The diagram below gives a high level overview of ProtonMail’s latest architecture after last week’s upgrade. The overarching design philosophy is to eliminate as many single points of failure as possible in order to make ProtonMail the most reliable encrypted email service ever built.
As ProtonMail’s userbase grew, we rapidly exceeded the capacity of a single server which made it necessary to load balance across multiple servers. Our load balancing system splits the load among multiple web and mail servers and also provide instantant failover in the event of a web or mail server crash.
All ProtonMail servers (web servers included) exclusively run open source software and are Linux based. Our architecture allows additional web servers to be added without downtime. Furthermore, any individual web servers can be taken offline without impacting users. This gives full redundancy in the event of a web server failure, and also allows us to take machines offline at any time to perform security updates.
ProtonMail’s mail infrastructure is also fully redundant and any mail server can fail without impacting inbound or outbound mail deliverability. Our mail software architecture also allows us to buffer mail on the mail servers. This means in the event of a database failure, mail servers can save incoming messages until the database servers come back online so a database failure will not lead to the loss of incoming messages.
We use a cluster of database servers to store encrypted user messages. We have multiple SQL servers with automatic failover which allows us to lose SQL servers without system downtime. The data servers are clusterized so that individual data servers can be lost without leading to data loss or downtime.
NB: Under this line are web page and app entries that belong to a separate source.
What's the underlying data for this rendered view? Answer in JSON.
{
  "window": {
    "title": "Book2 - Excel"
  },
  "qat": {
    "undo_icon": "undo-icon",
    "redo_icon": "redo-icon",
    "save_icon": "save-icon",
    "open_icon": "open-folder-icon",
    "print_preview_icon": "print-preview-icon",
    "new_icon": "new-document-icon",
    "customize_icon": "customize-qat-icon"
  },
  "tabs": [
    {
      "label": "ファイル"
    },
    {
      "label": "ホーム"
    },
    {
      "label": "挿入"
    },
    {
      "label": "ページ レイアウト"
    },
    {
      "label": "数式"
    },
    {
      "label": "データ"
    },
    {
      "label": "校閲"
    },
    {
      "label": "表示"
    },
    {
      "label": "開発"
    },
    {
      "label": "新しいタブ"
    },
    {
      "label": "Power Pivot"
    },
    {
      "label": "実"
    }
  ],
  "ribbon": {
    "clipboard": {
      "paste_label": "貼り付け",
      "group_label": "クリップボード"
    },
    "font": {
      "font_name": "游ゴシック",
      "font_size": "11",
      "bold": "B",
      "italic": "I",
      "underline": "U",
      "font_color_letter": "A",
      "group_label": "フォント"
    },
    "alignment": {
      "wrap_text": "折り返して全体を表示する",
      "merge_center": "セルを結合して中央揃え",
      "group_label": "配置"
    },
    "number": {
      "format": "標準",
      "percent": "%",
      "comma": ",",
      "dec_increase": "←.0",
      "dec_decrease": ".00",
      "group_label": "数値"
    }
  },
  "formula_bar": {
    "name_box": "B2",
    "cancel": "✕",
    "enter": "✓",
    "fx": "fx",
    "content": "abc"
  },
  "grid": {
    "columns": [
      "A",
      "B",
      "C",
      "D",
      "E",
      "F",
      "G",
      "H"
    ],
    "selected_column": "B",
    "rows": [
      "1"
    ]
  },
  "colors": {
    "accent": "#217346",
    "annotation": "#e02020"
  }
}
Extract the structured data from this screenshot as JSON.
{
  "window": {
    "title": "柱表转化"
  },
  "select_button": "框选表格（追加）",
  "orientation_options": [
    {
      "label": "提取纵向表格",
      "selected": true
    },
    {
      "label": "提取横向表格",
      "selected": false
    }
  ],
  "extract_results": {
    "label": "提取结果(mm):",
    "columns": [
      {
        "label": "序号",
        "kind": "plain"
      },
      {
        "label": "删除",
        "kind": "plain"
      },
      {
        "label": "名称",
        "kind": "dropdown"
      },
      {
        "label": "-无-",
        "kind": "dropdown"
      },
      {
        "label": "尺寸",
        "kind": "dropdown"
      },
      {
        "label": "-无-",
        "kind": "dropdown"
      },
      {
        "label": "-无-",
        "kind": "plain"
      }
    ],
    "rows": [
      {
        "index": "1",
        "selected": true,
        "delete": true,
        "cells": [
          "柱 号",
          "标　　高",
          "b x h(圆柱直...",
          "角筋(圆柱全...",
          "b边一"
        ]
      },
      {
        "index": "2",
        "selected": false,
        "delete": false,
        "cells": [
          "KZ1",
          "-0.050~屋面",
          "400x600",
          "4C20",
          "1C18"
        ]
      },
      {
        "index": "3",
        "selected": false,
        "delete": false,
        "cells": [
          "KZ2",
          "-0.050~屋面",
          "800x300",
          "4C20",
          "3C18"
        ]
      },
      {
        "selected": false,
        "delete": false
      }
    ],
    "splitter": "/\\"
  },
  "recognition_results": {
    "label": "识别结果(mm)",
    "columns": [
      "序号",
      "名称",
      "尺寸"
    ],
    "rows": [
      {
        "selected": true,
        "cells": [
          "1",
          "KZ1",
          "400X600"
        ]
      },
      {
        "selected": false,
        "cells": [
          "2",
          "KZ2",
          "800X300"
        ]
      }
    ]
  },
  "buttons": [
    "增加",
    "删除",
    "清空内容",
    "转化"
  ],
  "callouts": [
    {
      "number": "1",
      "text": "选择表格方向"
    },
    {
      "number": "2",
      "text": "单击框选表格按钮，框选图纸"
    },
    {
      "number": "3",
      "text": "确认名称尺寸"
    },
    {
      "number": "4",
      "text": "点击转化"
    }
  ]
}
As an additional layer of security, we have a backup data cluster which replicates from the master cluster in real time so in the event of a catastrophic failure of the primary cluster, we can switch to the backup with minimal data loss.
For added security against DNS attacks and better control over our domain, ProtonMail also runs our own DNS infrastructure which is distributed between our two datacenters for redundancy. Our DNS root zone is managed by SWITCH which administers .ch domain names on behalf of the Swiss Federal Office of Communications (OFCOM).
ProtonMail utilizes a sophisticated monitoring system that is also distributed between two datacenters in order to monitor the health of our hardware and also detect for potential network intrusions or abnormalities.
When ProtonMail was first opened to the public back in May, our architecture at that time was run on just two servers (a primary and a backup) and was rapidly overloaded by users from around the world. Our current architecture is a huge advancement from that and would not have been possible without many months of hard work from our team and the support of our crowdfunding contributors.
There is still much infrastructure work to be done and we will continue to add improvements on two main fronts. First, we will keep pushing to eliminate single points of failure to reduce the risk of downtime. Secondly, we will work on bringing more components of the internet infrastructure needed to run ProtonMail under our direct control to improve privacy and reliability. We recently took a step in this direction by joining Réseaux IP Européens NCC and becoming a Local Internet Registry which serves ProtonMail exclusively. As you can see, we are far from done and 2015 will certainly be a busy year!